While the Mahabharata has always been a source of deep philosophical and spiritual learning, the precious knowledge of our sacred Itihasa continued to be undermined, even after independence, by a series of authors who veered towards a communist ideology. virulent. While holding the levers of power in education, they continued to write such subjective history and dilute Bharat’s scriptural and spiritual heritage. In the Western narrative, the scriptural texts of India became mere works of poetry with mythological construction and this error was further reinforced after independence by historians who looked at Bharat from an ideological perspective.

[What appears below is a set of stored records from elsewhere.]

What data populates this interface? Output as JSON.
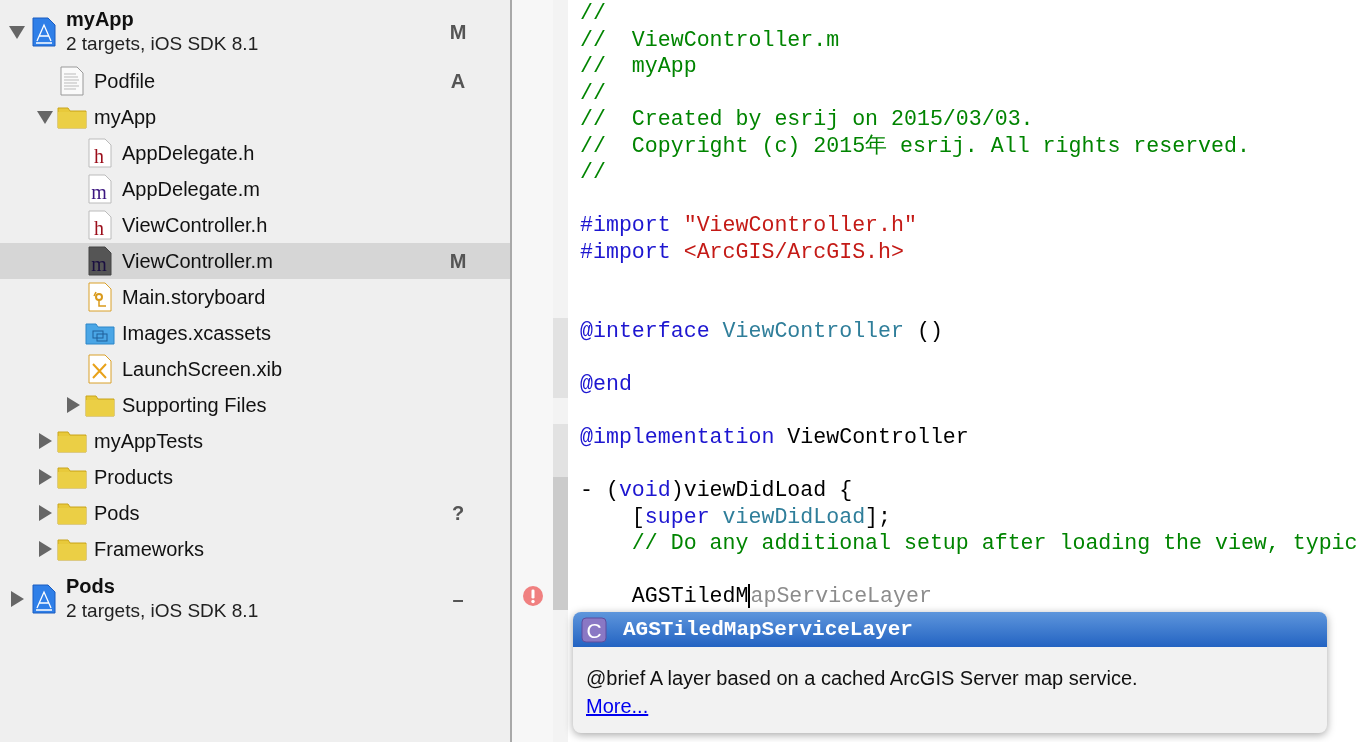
{
  "navigator": {
    "items": [
      {
        "name": "myApp",
        "kind": "project",
        "subtitle": "2 targets, iOS SDK 8.1",
        "badge": "M",
        "expanded": true,
        "selected": false,
        "children": [
          {
            "name": "Podfile",
            "kind": "text",
            "badge": "A",
            "selected": false
          },
          {
            "name": "myApp",
            "kind": "folder",
            "expanded": true,
            "selected": false,
            "children": [
              {
                "name": "AppDelegate.h",
                "kind": "header",
                "glyph": "h",
                "selected": false
              },
              {
                "name": "AppDelegate.m",
                "kind": "source",
                "glyph": "m",
                "selected": false
              },
              {
                "name": "ViewController.h",
                "kind": "header",
                "glyph": "h",
                "selected": false
              },
              {
                "name": "ViewController.m",
                "kind": "source",
                "glyph": "m",
                "badge": "M",
                "selected": true
              },
              {
                "name": "Main.storyboard",
                "kind": "storyboard",
                "selected": false
              },
              {
                "name": "Images.xcassets",
                "kind": "assets",
                "selected": false
              },
              {
                "name": "LaunchScreen.xib",
                "kind": "xib",
                "selected": false
              },
              {
                "name": "Supporting Files",
                "kind": "folder",
                "expanded": false,
                "selected": false
              }
            ]
          },
          {
            "name": "myAppTests",
            "kind": "folder",
            "expanded": false,
            "selected": false
          },
          {
            "name": "Products",
            "kind": "folder",
            "expanded": false,
            "selected": false
          },
          {
            "name": "Pods",
            "kind": "folder",
            "badge": "?",
            "expanded": false,
            "selected": false
          },
          {
            "name": "Frameworks",
            "kind": "folder",
            "expanded": false,
            "selected": false
          }
        ]
      },
      {
        "name": "Pods",
        "kind": "project",
        "subtitle": "2 targets, iOS SDK 8.1",
        "badge": "–",
        "expanded": false,
        "selected": false
      }
    ]
  },
  "editor": {
    "blocks": [
      {
        "kind": "unchanged",
        "lines": [
          {
            "kind": "code",
            "tokens": [
              {
                "kind": "comment",
                "text": "//"
              }
            ]
          },
          {
            "kind": "code",
            "tokens": [
              {
                "kind": "comment",
                "text": "//  ViewController.m"
              }
            ]
          },
          {
            "kind": "code",
            "tokens": [
              {
                "kind": "comment",
                "text": "//  myApp"
              }
            ]
          },
          {
            "kind": "code",
            "tokens": [
              {
                "kind": "comment",
                "text": "//"
              }
            ]
          },
          {
            "kind": "code",
            "tokens": [
              {
                "kind": "comment",
                "text": "//  Created by esrij on 2015/03/03."
              }
            ]
          },
          {
            "kind": "code",
            "tokens": [
              {
                "kind": "comment",
                "text": "//  Copyright (c) 2015年 esrij. All rights reserved."
              }
            ]
          },
          {
            "kind": "code",
            "tokens": [
              {
                "kind": "comment",
                "text": "//"
              }
            ]
          },
          {
            "kind": "blank"
          },
          {
            "kind": "code",
            "tokens": [
              {
                "kind": "keyword",
                "text": "#import "
              },
              {
                "kind": "string",
                "text": "\"ViewController.h\""
              }
            ]
          },
          {
            "kind": "code",
            "tokens": [
              {
                "kind": "keyword",
                "text": "#import "
              },
              {
                "kind": "string",
                "text": "<ArcGIS/ArcGIS.h>"
              }
            ]
          },
          {
            "kind": "blank"
          },
          {
            "kind": "blank"
          }
        ]
      },
      {
        "kind": "added",
        "lines": [
          {
            "kind": "code",
            "tokens": [
              {
                "kind": "keyword",
                "text": "@interface "
              },
              {
                "kind": "type",
                "text": "ViewController"
              },
              {
                "kind": "plain",
                "text": " ()"
              }
            ]
          },
          {
            "kind": "blank"
          },
          {
            "kind": "code",
            "tokens": [
              {
                "kind": "keyword",
                "text": "@end"
              }
            ]
          }
        ]
      },
      {
        "kind": "unchanged",
        "lines": [
          {
            "kind": "blank"
          }
        ]
      },
      {
        "kind": "added",
        "lines": [
          {
            "kind": "code",
            "tokens": [
              {
                "kind": "keyword",
                "text": "@implementation"
              },
              {
                "kind": "plain",
                "text": " ViewController"
              }
            ]
          },
          {
            "kind": "blank"
          }
        ]
      },
      {
        "kind": "modified",
        "lines": [
          {
            "kind": "code",
            "tokens": [
              {
                "kind": "plain",
                "text": "- ("
              },
              {
                "kind": "keyword",
                "text": "void"
              },
              {
                "kind": "plain",
                "text": ")viewDidLoad {"
              }
            ]
          },
          {
            "kind": "code",
            "tokens": [
              {
                "kind": "plain",
                "text": "    ["
              },
              {
                "kind": "keyword",
                "text": "super"
              },
              {
                "kind": "type",
                "text": " viewDidLoad"
              },
              {
                "kind": "plain",
                "text": "];"
              }
            ]
          },
          {
            "kind": "code",
            "tokens": [
              {
                "kind": "comment",
                "text": "    // Do any additional setup after loading the view, typic"
              }
            ]
          },
          {
            "kind": "blank"
          },
          {
            "kind": "code",
            "error": true,
            "tokens": [
              {
                "kind": "plain",
                "text": "    AGSTiledM"
              },
              {
                "kind": "ghost",
                "text": "apServiceLayer"
              }
            ]
          }
        ]
      }
    ]
  },
  "completion": {
    "icon_letter": "C",
    "title": "AGSTiledMapServiceLayer",
    "description": "@brief A layer based on a cached ArcGIS Server map service.",
    "link": "More..."
  }
}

The historicity of Ram and Krishna has therefore been removed, making it even more important now to correct centuries of misinterpretations and misperceptions about our sacred historical texts. And that is what this marvelous book sets out to do.
Presented in eight chapters, the opening chapter gives a comprehensive introduction to the Mahabharata. Chapter 2 is interesting because it presents the geographical context in which the Mahabharata is located. Bharatavarsha, as described in our scriptures, is the arc-shaped region stretching from the Himalayas in the south to the oceans. The people who inhabited this region were indigenous and were called Arya or the enlightened ones. This dispels the distortion caused by the now discredited theory of the Aryan invasion. This chapter also gives an account of the term Yuga, as used by ancient Bhartiya scholars to describe various eras of ancient Bharata – Sat Yuga, Treta Yuga, Dvarpa Yuga and Kali Yuga. Mention is made of the geography of the rivers and their tributaries as expounded in the Rig Veda, which also contains the rivers in which the Mahabharata story takes place. The maps used to support the narrative are truly fascinating, with the story unfolding across the geography of the country.

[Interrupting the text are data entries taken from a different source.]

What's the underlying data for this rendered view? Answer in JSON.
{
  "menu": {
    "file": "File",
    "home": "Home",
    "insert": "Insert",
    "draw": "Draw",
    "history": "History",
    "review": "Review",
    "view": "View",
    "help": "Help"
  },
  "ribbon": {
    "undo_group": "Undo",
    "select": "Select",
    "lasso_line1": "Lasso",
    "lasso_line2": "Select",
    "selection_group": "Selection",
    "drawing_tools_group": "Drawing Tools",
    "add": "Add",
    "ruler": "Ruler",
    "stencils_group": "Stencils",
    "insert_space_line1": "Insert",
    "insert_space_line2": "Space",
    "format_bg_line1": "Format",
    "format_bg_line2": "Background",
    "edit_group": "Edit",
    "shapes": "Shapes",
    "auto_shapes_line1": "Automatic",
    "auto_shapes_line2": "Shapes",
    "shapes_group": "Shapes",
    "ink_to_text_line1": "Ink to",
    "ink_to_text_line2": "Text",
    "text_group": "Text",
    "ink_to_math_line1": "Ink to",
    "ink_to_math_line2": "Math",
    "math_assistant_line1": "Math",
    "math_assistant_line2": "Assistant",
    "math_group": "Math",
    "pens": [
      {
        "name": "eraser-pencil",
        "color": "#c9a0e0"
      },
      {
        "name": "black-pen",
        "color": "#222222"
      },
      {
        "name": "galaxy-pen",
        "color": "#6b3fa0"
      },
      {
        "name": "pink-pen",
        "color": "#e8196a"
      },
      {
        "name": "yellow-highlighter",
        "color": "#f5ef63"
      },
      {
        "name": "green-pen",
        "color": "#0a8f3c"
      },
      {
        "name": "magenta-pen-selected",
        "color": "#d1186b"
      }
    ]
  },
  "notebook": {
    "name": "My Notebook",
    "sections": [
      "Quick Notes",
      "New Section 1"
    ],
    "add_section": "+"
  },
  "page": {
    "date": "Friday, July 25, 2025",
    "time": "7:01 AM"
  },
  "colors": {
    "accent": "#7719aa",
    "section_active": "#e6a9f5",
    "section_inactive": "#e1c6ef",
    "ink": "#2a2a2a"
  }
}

The third chapter describes the political, socio-economic and cultural landscape of the greater expanse of Bharata, from which comes the term Mahabharata. The 18 Parvas or episodic parts of the Mahabharata are described in this chapter, again with beautiful illustrations. Chapter 4 discusses the archaeological evidence supporting the authenticity of the Mahabharata. It covers a wide swath, from Gandhara (now Kandahar in Afghanistan) to Magadh in eastern India and gives a fascinating insight into the excavations carried out by pillars of the caliber of BB Lal. The dating of the Mahabharata is covered in Chapter 6, which provides another fascinating account of the probable dates when the events covered in the Mahabharata took place. This is important because it dispels the false narrative, which refers to Indian scriptures as mythology, without historical context. The penultimate chapter deals with Mahabharata in the arts while the last chapter covers the genealogy and roots of the Mahabharata family tree.

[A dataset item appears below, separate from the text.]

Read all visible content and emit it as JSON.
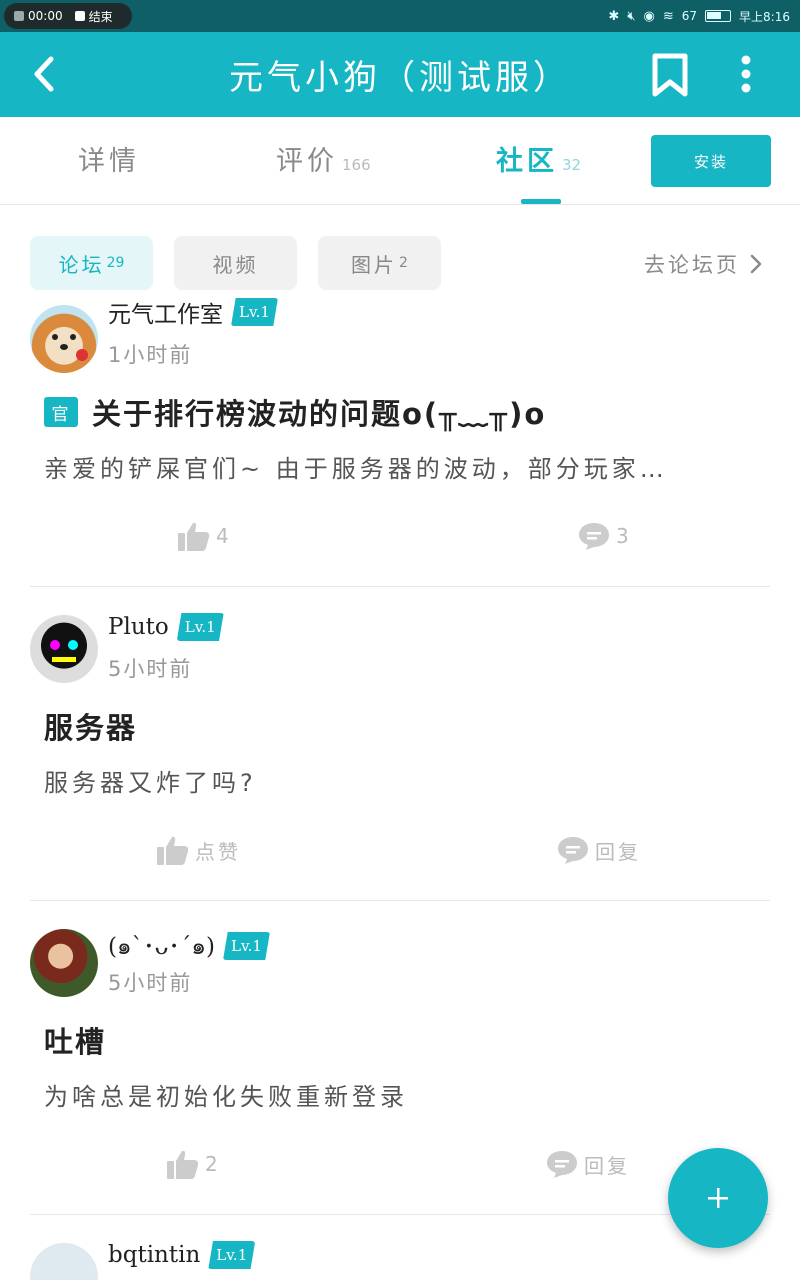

The book, presented as a coffee table book, is a unique work, written in elegant prose alongside breathtaking artwork to accompany the storyline. It serves to educate the reader on India’s rich spiritual and scriptural heritage in an easily understandable way. For a book of this magnitude, with such beautiful illustrations, its price is modest at Rs 1,199, in hardcover. For all Indians who want to reconnect with their roots, here is a book they will be proud to own.
Major General Dhruv C. Katoch (Retired) is an Army veteran.